RECORD SET:
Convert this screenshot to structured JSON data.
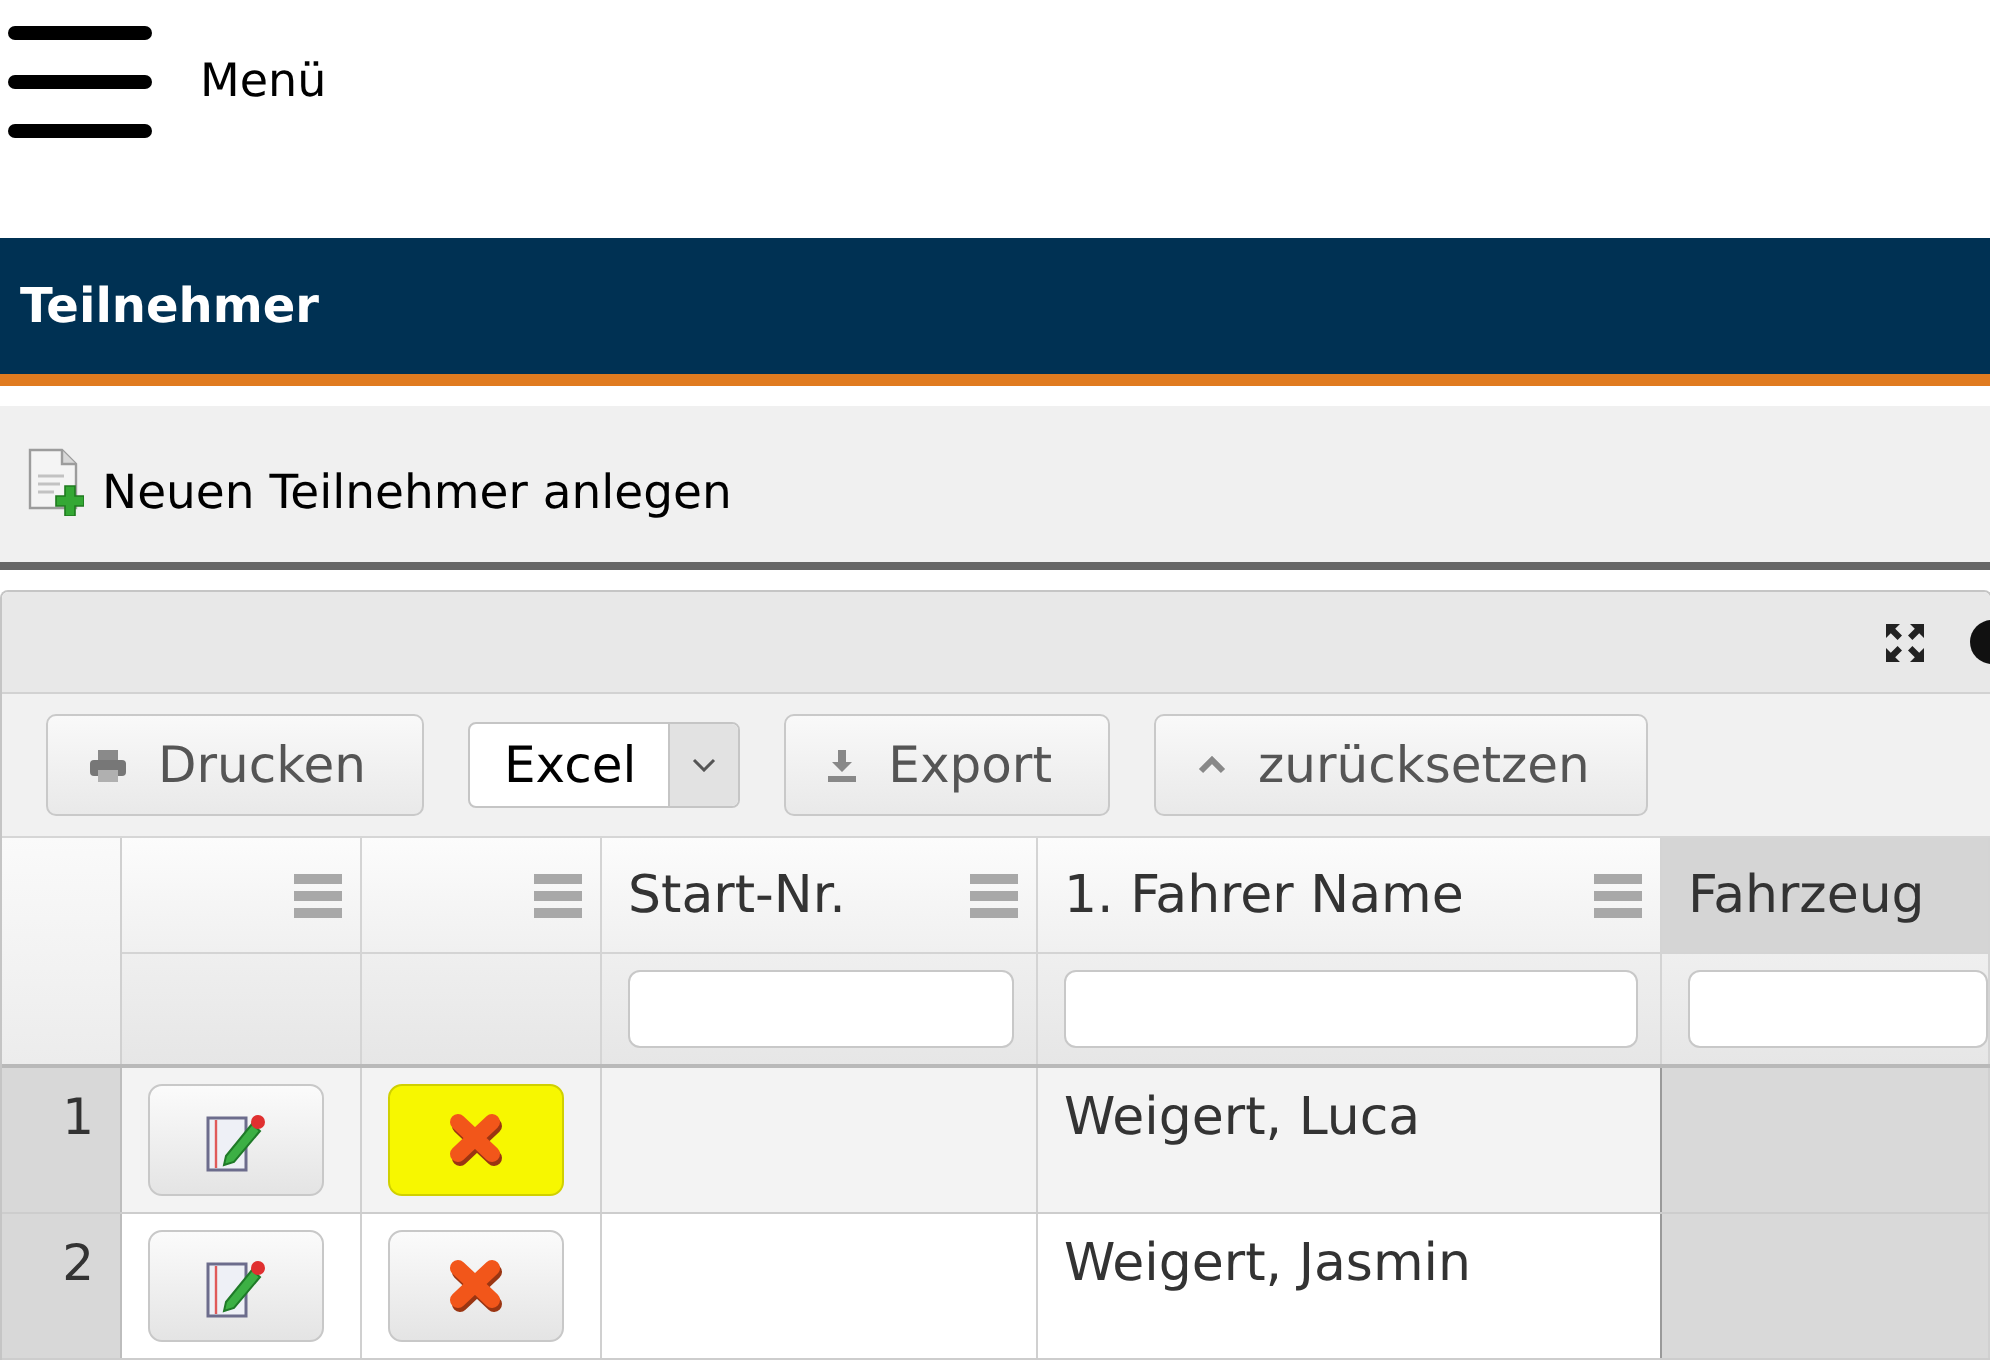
{
  "menu": {
    "label": "Menü"
  },
  "header": {
    "title": "Teilnehmer"
  },
  "actions": [
    {
      "label": "Neuen Teilnehmer anlegen"
    }
  ],
  "grid": {
    "toolbar": [
      {
        "kind": "print",
        "label": "Drucken"
      },
      {
        "kind": "select",
        "value": "Excel"
      },
      {
        "kind": "export",
        "label": "Export"
      },
      {
        "kind": "reset",
        "label": "zurücksetzen"
      }
    ],
    "columns": [
      {
        "kind": "edit",
        "menu": true,
        "filter": false,
        "highlighted": false
      },
      {
        "kind": "delete",
        "menu": true,
        "filter": false,
        "highlighted": false
      },
      {
        "kind": "start_nr",
        "label": "Start-Nr.",
        "menu": true,
        "filter": true,
        "highlighted": false
      },
      {
        "kind": "driver",
        "label": "1. Fahrer Name",
        "menu": true,
        "filter": true,
        "highlighted": false
      },
      {
        "kind": "vehicle",
        "label": "Fahrzeug",
        "menu": false,
        "filter": true,
        "highlighted": true
      }
    ],
    "rows": [
      {
        "number": "1",
        "driver_name": "Weigert, Luca",
        "delete_highlighted": true
      },
      {
        "number": "2",
        "driver_name": "Weigert, Jasmin",
        "delete_highlighted": false
      }
    ]
  }
}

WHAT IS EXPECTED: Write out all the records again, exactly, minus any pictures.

EXERCISE RESPONSE:
Convert this screenshot to structured JSON data.
{
  "menu": {
    "label": "Menü"
  },
  "header": {
    "title": "Teilnehmer"
  },
  "actions": [
    {
      "label": "Neuen Teilnehmer anlegen"
    }
  ],
  "grid": {
    "toolbar": [
      {
        "kind": "print",
        "label": "Drucken"
      },
      {
        "kind": "select",
        "value": "Excel"
      },
      {
        "kind": "export",
        "label": "Export"
      },
      {
        "kind": "reset",
        "label": "zurücksetzen"
      }
    ],
    "columns": [
      {
        "kind": "edit",
        "menu": true,
        "filter": false,
        "highlighted": false
      },
      {
        "kind": "delete",
        "menu": true,
        "filter": false,
        "highlighted": false
      },
      {
        "kind": "start_nr",
        "label": "Start-Nr.",
        "menu": true,
        "filter": true,
        "highlighted": false
      },
      {
        "kind": "driver",
        "label": "1. Fahrer Name",
        "menu": true,
        "filter": true,
        "highlighted": false
      },
      {
        "kind": "vehicle",
        "label": "Fahrzeug",
        "menu": false,
        "filter": true,
        "highlighted": true
      }
    ],
    "rows": [
      {
        "number": "1",
        "driver_name": "Weigert, Luca",
        "delete_highlighted": true
      },
      {
        "number": "2",
        "driver_name": "Weigert, Jasmin",
        "delete_highlighted": false
      }
    ]
  }
}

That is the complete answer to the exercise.